Loads carried by automobiles are classified by their danger. Driving with certain elements merits extra safety measures
Text: Alberto García
A number of films have had a vehicle as protagonist. From those famous ‘road movies,’ in which the characters depend on a trip that conditions and complicates their lives, to the films that make an automobile more prominent than any human face. Two near-sacred examples: Duel (from 1971, and shown in Spain as El diablo sobre ruedas) and The Wages of Fear, from 1953. The former, originally a TV film and the first full-length picture directed by Steven Spielberg, became a cult thriller. The latter is one of the best works by the French director H. G. Clouzot, who regularly made suspense films.

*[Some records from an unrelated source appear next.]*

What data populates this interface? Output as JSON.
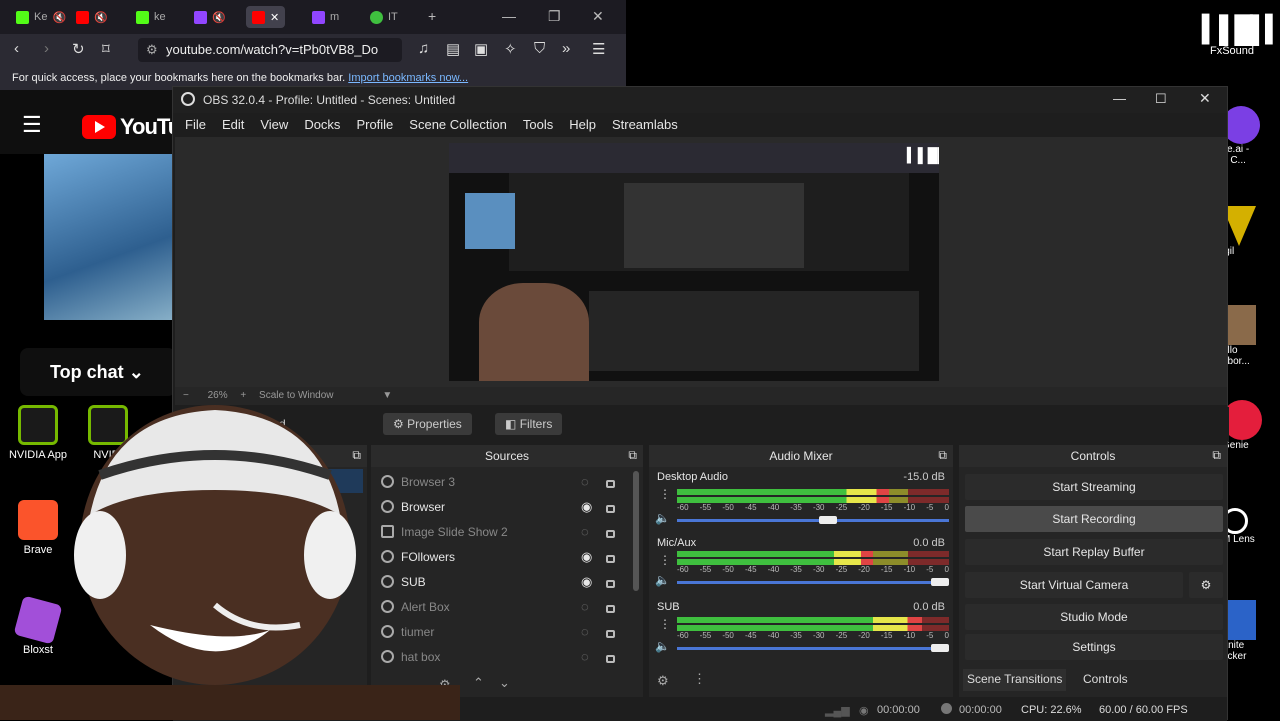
{
  "browser": {
    "tabs": [
      {
        "label": "Ke",
        "color": "#53fc18"
      },
      {
        "label": "",
        "color": "#ff0000"
      },
      {
        "label": "ke",
        "color": "#53fc18"
      },
      {
        "label": "",
        "color": "#9146ff"
      },
      {
        "label": "",
        "color": "#ff0000"
      },
      {
        "label": "m",
        "color": "#9146ff"
      },
      {
        "label": "IT",
        "color": "#3fbf3f"
      }
    ],
    "url": "youtube.com/watch?v=tPb0tVB8_Do",
    "bookmarks_text": "For quick access, place your bookmarks here on the bookmarks bar.",
    "bookmarks_link": "Import bookmarks now..."
  },
  "youtube": {
    "logo": "YouTu",
    "top_chat": "Top chat"
  },
  "desktop": {
    "left_icons": [
      {
        "label": "NVIDIA App",
        "color": "#76b900"
      },
      {
        "label": "NVIDI",
        "color": "#76b900"
      },
      {
        "label": "Brave",
        "color": "#fb542b"
      },
      {
        "label": "Bloxst",
        "color": "#a24fd9"
      }
    ],
    "right_icons": [
      {
        "label": "FxSound"
      },
      {
        "label": "ce.ai -\ne C..."
      },
      {
        "label": "igil"
      },
      {
        "label": "ello\nhbor..."
      },
      {
        "label": "Genie"
      },
      {
        "label": "M Lens"
      },
      {
        "label": "rtnite\nacker"
      }
    ]
  },
  "obs": {
    "title": "OBS 32.0.4 - Profile: Untitled - Scenes: Untitled",
    "menu": [
      "File",
      "Edit",
      "View",
      "Docks",
      "Profile",
      "Scene Collection",
      "Tools",
      "Help",
      "Streamlabs"
    ],
    "zoom": "26%",
    "scale_mode": "Scale to Window",
    "no_source": "No source selected",
    "properties_label": "Properties",
    "filters_label": "Filters",
    "docks": {
      "sources": "Sources",
      "audio_mixer": "Audio Mixer",
      "controls": "Controls"
    },
    "sources": [
      {
        "name": "Browser 3",
        "visible": false
      },
      {
        "name": "Browser",
        "visible": true
      },
      {
        "name": "Image Slide Show 2",
        "visible": false
      },
      {
        "name": "FOllowers",
        "visible": true
      },
      {
        "name": "SUB",
        "visible": true
      },
      {
        "name": "Alert Box",
        "visible": false
      },
      {
        "name": "tiumer",
        "visible": false
      },
      {
        "name": "hat box",
        "visible": false
      }
    ],
    "mixer": {
      "ticks": [
        "-60",
        "-55",
        "-50",
        "-45",
        "-40",
        "-35",
        "-30",
        "-25",
        "-20",
        "-15",
        "-10",
        "-5",
        "0"
      ],
      "channels": [
        {
          "name": "Desktop Audio",
          "db": "-15.0 dB",
          "level": 0.78,
          "volume": 0.56
        },
        {
          "name": "Mic/Aux",
          "db": "0.0 dB",
          "level": 0.72,
          "volume": 1.0
        },
        {
          "name": "SUB",
          "db": "0.0 dB",
          "level": 0.9,
          "volume": 1.0
        }
      ]
    },
    "controls": {
      "start_streaming": "Start Streaming",
      "start_recording": "Start Recording",
      "start_replay_buffer": "Start Replay Buffer",
      "start_virtual_camera": "Start Virtual Camera",
      "studio_mode": "Studio Mode",
      "settings": "Settings"
    },
    "bottom_tabs": [
      "Scene Transitions",
      "Controls"
    ],
    "status": {
      "stream_time": "00:00:00",
      "record_time": "00:00:00",
      "cpu": "CPU: 22.6%",
      "fps": "60.00 / 60.00 FPS"
    }
  }
}
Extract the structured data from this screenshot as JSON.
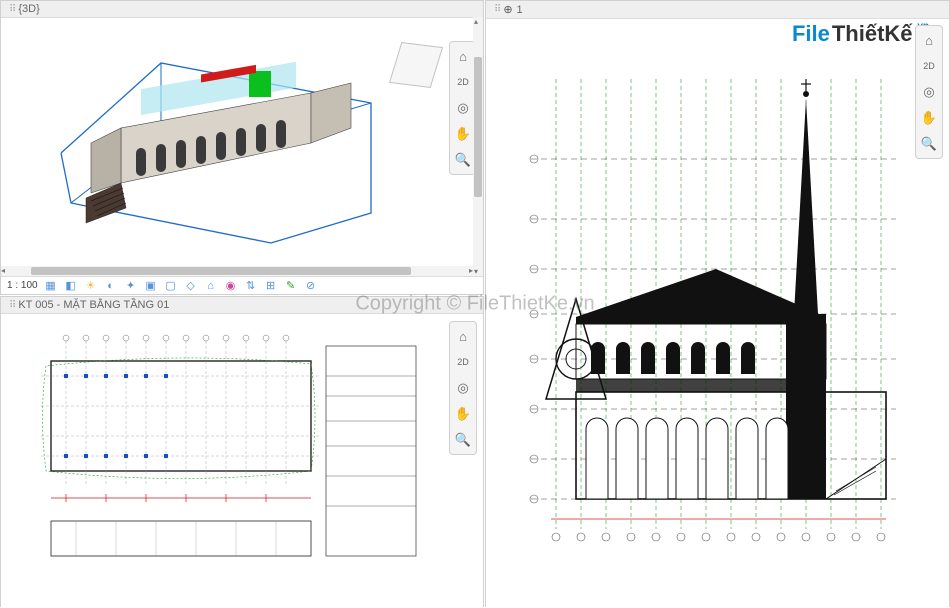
{
  "watermark": {
    "brand_part1": "File",
    "brand_part2": "ThiếtKế",
    "brand_tld": ".vn",
    "copyright": "Copyright © FileThietKe.vn"
  },
  "pane_3d": {
    "title": "{3D}",
    "scale": "1 : 100",
    "tools": [
      "home-icon",
      "2d-icon",
      "steering-icon",
      "hand-icon",
      "zoom-icon"
    ],
    "status_icons": [
      "model-graphics-icon",
      "sun-path-icon",
      "shadows-icon",
      "render-icon",
      "crop-icon",
      "crop-region-icon",
      "hide-icon",
      "isolate-icon",
      "reveal-icon",
      "analytical-icon",
      "lock-icon",
      "constrain-icon"
    ]
  },
  "pane_plan": {
    "title": "KT 005 - MẶT BẰNG TẦNG 01",
    "tools": [
      "home-icon",
      "2d-icon",
      "steering-icon",
      "hand-icon",
      "zoom-icon"
    ]
  },
  "pane_elev": {
    "title": "1",
    "tools": [
      "home-icon",
      "2d-icon",
      "steering-icon",
      "hand-icon",
      "zoom-icon"
    ],
    "small_circle": "⊕"
  }
}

The mission of the workers in this second film is to transport a load of dynamite over a road full of dangers. Any problem can put their lives at risk –as the title suggests– but they’ll receive a big payday if they deliver the cargo. Applying this story to Spain, we might consider how these kinds of activities work. And we’d reach the conclusion that neither of the two movies applies: in this country, the regulations are clear about the kind of load, and in what conditions it can be transported. The distinction begins by stipulating if it is by highway or railroad, and describing the trailer, as well as if it is a domestic or international journey to which international agreements might apply.
In this case, the most recent regulations, from 2017, stipulate that “gases may be transported in deposits or fixed bottles of fuels, directly connected to the motor or the auxiliary system, or in transportable pressurised recipients that conform to the appropriate regulations.” Width, height, weight or type of trailer are under the auspices of the legal rules of the Ministry of Public Works, which also sets the speed limit (10 km/h less than the rest of traffic.) In this case, let’s let fiction surpass reality.